Author: Aisha K. Finch
Publisher: UNC Press Books
"The rich collection of essays in Introduction to "Africana Studies: Multidisciplinary Perspectives on the Africana Experience" provides a thorough and scholarly examination of Africa and its diasporas, focusing on Africana social and cultural history. The selections are written by experts in the fields of literature, history, sociology, anthropology, political writing, feminism, and cultural analysis. Divided into five broad, thematic units, the book begins with an examination of the African continent, its people and civilizations from ancient times through colonialism and post-colonialism. Section Two addresses slavery, colonialism, and freedom. Historical perspective is provided through material on West Africa in the era of slave trade. Readers will benefit from fresh views on emancipation and gain insight into role of religion for African Americans. Section Three is devoted to critical issues of race analysis, including the new racism and racism and feminism. Section Four discusses civil rights, Pan-Africanism, and nationalism, with selections on Black Power, the March on Washington, and Pan-Africanism and national identities. Section Five moves the discussion firmly into the contemporary with works on gender, the Black family, and current public policy issues. Effectively opening up new areas of thought across academic disciplines, "Introduction to Africana Studies" can be used in both undergraduate and graduate level courses in Africana and African diaspora studies. The book is also a useful tool for researchers in the field. Marc Prou, Ed.D., is associate professor and chair of the Africana Studies Department at the University of Massachusetts, Boston. In addition to his work in education, Dr. Prou is the co-founder and director of the Haitian Studies Association. His research in Africana and Caribbean studies focuses on social history, cultural studies, migration, linguistics, and education reform. Dr. Prou is the author of numerous scholarly publications, book chapters, and refereed articles in academic journals."

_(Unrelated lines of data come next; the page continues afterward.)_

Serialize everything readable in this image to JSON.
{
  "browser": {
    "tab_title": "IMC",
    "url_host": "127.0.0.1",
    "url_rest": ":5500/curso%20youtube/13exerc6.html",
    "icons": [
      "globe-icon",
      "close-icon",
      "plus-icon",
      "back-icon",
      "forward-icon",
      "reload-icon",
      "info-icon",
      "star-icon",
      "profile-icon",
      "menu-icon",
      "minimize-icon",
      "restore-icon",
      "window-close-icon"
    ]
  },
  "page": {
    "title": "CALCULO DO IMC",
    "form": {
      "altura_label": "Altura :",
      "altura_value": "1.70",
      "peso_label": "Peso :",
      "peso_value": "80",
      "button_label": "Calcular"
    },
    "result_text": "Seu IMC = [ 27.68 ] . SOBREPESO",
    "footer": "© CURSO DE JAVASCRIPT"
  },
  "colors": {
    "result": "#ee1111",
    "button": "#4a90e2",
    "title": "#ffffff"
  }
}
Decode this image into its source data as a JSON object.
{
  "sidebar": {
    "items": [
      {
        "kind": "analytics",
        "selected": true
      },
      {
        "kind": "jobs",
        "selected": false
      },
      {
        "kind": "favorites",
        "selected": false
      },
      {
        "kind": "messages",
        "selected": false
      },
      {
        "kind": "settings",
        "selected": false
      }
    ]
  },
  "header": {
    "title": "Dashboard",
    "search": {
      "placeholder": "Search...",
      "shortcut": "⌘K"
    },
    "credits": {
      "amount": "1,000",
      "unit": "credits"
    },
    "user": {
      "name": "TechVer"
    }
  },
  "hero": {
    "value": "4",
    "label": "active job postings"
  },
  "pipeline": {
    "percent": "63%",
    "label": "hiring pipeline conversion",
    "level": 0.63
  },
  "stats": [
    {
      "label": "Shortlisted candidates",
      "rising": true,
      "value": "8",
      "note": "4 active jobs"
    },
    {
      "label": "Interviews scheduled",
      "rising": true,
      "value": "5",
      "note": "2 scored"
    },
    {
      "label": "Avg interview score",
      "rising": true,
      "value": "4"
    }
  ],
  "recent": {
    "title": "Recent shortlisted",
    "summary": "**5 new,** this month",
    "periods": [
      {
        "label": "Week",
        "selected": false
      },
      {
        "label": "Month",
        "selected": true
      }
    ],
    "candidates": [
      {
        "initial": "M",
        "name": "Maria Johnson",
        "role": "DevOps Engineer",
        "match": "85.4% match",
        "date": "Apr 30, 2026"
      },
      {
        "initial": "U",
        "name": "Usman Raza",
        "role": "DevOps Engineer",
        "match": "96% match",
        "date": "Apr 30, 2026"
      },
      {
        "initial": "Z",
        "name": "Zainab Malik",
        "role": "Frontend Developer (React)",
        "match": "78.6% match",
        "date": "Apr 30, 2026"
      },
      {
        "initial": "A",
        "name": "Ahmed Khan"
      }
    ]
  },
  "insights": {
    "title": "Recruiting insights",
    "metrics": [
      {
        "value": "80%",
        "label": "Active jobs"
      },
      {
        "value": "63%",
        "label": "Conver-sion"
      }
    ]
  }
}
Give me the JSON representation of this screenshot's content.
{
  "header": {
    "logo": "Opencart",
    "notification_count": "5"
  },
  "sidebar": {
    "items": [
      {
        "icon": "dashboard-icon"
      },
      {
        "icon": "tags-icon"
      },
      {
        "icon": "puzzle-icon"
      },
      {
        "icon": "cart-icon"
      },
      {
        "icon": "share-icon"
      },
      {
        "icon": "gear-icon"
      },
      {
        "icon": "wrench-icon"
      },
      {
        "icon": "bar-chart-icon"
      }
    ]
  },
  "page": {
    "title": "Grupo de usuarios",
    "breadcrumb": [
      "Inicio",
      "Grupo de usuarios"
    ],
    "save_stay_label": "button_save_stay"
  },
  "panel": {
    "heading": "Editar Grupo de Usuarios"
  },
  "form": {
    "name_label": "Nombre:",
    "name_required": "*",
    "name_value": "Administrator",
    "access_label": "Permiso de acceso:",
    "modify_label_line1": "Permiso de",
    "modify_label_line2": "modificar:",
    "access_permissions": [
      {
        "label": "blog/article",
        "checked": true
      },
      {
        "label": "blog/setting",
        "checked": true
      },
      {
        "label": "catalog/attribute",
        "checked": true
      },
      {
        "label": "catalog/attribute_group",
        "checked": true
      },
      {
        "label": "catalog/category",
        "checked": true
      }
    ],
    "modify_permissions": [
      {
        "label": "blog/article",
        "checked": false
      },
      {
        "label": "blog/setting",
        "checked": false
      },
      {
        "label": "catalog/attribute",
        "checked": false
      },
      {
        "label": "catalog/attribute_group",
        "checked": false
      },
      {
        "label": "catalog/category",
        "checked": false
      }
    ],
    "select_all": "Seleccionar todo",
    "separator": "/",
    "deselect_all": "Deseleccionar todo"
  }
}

Author: Marc Prou
Publisher: Cognella Academic Publishing
This collection of original work demonstrates the new ways in which particular research methodologies are used, valued and critiqued in the field of race and ethnic studies. Contributing authors discuss the ways in which their personal and professional histories and experiences lead them to select and use particular methodologies over the course of their careers. They then provide the intellectual histories, strengths and weaknesses of these methods as applied to issues of race and ethnicity and discuss the ethical, practical, and epistemological issues that have influenced and challenged their methodological principles and applications. Through these rigorous self-examinations, this text presents a dynamic example of how scholars engage both research methodologies and issues of social justice and ethics. This volume is a successor to Stanfield’s landmark Race and Ethnicity in Research Methods.
Author: John H Stanfield II
Category: Social Science
Traces the history of African-American music from bebop to hip-hop, discussing how the African-American experience has often been chronicled through various forms of music.
Black Cultures from Bebop to Hip-Hop
Author: Guthrie P. Ramsey
Publisher: Univ of California Press